Bottom Line: Echocardiography with Doppler readily assesses LV diastolic function; advantages include that echocardiography is non-invasive, does not require radiation, is portable, rapid, readily available, and in competent hands, can provide an accurate and comprehensive assessment of LV systolic and diastolic function.Tissue Doppler (TD) imaging has been useful in demonstrating impaired LV relaxation in the setting of preserved LVEF, which, in the setting of increased cardiac volume, can result in elevated LV filling pressures, and dyspnea due to diastolic heart failure.TD imaging is not always critical in patients with depressed LVEF, since such patients by definition have impaired LV relaxation, and thus significant increases in volume will result in increases in LV filling pressure due to impaired LV compliance.

View Article: PubMed Central - PubMed

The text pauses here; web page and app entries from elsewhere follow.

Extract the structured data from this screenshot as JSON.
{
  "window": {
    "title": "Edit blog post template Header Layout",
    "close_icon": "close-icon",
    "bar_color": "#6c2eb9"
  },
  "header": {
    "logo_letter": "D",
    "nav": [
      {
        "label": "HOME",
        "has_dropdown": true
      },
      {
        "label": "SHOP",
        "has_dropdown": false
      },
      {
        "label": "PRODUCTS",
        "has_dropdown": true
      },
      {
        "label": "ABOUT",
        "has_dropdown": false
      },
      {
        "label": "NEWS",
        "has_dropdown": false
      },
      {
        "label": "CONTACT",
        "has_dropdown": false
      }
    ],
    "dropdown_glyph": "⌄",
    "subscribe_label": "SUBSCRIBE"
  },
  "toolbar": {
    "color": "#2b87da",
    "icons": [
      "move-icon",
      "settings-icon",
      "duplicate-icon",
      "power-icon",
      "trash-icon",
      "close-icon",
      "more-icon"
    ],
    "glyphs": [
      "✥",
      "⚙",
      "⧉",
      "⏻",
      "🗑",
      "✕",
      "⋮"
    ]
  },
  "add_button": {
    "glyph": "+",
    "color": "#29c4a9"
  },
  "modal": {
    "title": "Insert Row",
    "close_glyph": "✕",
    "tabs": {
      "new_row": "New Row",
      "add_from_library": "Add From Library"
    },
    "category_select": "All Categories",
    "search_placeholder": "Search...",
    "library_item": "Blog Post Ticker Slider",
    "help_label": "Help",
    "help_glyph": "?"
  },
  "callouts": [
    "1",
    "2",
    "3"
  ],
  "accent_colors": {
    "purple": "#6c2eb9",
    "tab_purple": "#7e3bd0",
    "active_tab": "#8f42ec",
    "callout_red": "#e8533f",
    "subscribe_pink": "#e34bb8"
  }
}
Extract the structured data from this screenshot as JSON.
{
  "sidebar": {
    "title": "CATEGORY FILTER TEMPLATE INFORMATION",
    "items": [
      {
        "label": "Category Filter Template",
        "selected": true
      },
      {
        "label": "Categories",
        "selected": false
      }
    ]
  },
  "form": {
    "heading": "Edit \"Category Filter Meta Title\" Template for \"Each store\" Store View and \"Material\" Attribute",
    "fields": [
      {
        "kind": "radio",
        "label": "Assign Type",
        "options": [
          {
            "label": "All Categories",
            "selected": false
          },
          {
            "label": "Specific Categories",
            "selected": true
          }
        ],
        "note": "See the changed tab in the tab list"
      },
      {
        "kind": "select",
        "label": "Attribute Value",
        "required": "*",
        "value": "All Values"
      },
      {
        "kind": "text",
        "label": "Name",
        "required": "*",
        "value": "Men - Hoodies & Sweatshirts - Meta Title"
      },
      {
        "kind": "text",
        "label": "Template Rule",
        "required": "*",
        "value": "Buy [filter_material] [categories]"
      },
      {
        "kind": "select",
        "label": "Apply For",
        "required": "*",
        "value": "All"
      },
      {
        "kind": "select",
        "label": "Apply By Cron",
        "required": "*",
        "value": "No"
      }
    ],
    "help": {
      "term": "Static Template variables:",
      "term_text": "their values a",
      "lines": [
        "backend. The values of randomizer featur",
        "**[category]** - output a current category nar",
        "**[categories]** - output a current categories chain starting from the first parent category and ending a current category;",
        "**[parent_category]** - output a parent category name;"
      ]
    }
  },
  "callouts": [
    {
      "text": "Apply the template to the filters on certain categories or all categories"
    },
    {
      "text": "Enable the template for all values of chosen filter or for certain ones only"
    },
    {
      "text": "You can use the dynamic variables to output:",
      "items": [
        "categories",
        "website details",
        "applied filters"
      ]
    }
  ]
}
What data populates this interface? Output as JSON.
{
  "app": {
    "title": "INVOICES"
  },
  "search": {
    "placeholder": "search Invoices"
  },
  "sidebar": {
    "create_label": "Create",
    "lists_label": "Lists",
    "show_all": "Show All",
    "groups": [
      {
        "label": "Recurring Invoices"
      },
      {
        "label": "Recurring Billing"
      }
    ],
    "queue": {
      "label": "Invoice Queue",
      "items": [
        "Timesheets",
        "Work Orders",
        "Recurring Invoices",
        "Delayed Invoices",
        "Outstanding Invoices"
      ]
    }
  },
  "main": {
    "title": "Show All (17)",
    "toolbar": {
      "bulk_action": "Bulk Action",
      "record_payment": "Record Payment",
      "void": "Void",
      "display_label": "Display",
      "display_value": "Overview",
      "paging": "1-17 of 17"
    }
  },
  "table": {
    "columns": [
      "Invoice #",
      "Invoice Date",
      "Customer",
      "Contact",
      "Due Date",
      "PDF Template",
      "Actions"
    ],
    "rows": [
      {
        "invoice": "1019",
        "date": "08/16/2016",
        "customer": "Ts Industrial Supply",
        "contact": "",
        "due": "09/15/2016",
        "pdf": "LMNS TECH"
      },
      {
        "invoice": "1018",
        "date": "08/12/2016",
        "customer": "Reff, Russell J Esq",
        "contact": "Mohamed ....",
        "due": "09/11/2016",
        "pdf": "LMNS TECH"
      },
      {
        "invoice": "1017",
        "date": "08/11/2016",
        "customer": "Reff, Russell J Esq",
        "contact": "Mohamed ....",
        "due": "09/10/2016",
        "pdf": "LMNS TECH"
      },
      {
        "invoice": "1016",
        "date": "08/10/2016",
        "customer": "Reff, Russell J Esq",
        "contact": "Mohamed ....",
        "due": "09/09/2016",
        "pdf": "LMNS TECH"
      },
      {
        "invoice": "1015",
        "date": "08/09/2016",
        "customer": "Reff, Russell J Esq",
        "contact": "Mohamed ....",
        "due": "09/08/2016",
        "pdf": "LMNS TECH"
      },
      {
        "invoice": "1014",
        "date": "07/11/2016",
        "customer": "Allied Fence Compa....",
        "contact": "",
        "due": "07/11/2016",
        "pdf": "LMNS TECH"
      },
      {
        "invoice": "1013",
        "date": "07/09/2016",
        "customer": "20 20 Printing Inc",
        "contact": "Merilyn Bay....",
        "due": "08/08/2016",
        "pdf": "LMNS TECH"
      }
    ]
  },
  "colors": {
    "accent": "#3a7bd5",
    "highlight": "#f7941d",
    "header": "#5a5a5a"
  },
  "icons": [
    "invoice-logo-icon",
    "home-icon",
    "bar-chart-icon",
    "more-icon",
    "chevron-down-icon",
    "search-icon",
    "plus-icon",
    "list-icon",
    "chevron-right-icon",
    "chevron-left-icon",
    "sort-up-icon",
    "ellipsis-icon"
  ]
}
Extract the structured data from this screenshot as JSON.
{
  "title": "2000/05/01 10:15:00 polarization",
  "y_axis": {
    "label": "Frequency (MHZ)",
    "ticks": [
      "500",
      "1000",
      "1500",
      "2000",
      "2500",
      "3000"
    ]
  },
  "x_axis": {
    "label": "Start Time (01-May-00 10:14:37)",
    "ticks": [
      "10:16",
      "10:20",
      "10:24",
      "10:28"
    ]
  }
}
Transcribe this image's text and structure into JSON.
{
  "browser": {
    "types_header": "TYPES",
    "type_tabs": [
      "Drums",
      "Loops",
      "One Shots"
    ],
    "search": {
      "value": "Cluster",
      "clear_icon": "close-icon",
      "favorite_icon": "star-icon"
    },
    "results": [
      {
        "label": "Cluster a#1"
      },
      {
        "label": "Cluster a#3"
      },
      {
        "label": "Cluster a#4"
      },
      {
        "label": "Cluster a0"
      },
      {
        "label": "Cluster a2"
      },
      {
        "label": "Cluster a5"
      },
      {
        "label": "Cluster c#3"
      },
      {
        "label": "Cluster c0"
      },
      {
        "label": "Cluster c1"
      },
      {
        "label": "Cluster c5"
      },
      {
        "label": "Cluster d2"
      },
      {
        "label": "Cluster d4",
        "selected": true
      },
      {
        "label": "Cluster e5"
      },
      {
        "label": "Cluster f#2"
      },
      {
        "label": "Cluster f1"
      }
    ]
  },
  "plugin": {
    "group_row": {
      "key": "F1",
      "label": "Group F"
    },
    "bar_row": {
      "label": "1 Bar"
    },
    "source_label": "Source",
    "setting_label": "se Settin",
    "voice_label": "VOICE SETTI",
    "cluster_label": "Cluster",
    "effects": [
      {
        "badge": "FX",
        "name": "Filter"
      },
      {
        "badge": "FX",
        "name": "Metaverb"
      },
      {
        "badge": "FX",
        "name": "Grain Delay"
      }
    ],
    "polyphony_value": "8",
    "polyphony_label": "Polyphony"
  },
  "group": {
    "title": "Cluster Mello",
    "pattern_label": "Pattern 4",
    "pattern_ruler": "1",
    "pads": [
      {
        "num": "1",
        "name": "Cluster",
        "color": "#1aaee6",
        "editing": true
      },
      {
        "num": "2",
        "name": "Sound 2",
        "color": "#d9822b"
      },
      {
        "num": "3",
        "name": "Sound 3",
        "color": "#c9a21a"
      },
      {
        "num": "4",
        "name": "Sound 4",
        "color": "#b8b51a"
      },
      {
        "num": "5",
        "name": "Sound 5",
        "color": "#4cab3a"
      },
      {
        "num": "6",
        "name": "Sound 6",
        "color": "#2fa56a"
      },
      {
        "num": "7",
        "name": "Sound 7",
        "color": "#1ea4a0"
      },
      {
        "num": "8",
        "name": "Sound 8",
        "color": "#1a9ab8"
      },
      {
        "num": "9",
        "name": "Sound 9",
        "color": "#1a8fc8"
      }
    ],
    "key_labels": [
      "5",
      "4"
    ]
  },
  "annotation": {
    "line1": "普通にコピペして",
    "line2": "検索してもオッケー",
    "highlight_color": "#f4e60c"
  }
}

ABSTRACT
Comprehensive and precise assessment of left ventricular (LV) systolic and diastolic function is necessary to establish, or exclude, heart failure as a cause or component of dyspnea. Echocardiography with Doppler readily assesses LV diastolic function; advantages include that echocardiography is non-invasive, does not require radiation, is portable, rapid, readily available, and in competent hands, can provide an accurate and comprehensive assessment of LV systolic and diastolic function. Correct assessment of LV diastolic function is relevant in patients with both depressed and preserved LV ejection fraction (EF ≥ 50%, and < 50%, respectively). Tissue Doppler (TD) imaging has been useful in demonstrating impaired LV relaxation in the setting of preserved LVEF, which, in the setting of increased cardiac volume, can result in elevated LV filling pressures, and dyspnea due to diastolic heart failure. TD imaging is not always critical in patients with depressed LVEF, since such patients by definition have impaired LV relaxation, and thus significant increases in volume will result in increases in LV filling pressure due to impaired LV compliance. Thus, in depressed LVEF, transmitral flow velocities (E and A, and E/A) and deceleration time, pulmonary venous Doppler, left atrial volume, and pulmonary artery (PA) pressures suffice for the accurate assessment of LV filling pressures. Overall, diastolic assessment by echo-Doppler can be readily achieved in by using a comprehensive diastolic assessment-incorporating many 2-dimensional, conventional and tissue Doppler variables-as opposed to relying on any single, diastolic parameter, which can lead to errors.

No MeSH data available.


Related in: MedlinePlus